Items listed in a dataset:
--- --- ---

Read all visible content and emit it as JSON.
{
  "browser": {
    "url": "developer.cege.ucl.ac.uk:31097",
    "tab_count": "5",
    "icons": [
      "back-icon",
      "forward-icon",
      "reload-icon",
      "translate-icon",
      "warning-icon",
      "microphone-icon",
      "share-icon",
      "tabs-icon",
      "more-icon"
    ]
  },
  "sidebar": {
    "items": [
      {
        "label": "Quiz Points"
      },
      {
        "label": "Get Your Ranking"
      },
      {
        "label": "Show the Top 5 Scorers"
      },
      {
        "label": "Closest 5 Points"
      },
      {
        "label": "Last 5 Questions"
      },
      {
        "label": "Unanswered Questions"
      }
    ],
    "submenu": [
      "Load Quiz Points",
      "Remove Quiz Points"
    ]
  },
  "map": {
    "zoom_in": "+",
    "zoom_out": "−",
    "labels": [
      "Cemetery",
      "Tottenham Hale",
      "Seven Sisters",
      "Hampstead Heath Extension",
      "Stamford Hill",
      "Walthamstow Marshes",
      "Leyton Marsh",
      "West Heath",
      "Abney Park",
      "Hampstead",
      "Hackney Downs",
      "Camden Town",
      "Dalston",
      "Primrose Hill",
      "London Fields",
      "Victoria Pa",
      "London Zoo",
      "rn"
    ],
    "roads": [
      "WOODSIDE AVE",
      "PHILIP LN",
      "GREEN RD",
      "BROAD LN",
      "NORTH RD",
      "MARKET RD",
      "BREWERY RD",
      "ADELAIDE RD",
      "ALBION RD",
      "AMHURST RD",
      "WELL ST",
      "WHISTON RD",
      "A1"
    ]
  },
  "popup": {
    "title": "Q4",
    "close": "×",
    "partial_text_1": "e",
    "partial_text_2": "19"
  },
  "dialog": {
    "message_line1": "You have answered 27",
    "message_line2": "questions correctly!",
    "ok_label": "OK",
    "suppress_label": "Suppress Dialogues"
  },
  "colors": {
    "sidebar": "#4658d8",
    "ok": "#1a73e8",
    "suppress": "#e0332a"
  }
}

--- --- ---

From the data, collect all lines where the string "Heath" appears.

      "Hampstead Heath Extension",
      "West Heath",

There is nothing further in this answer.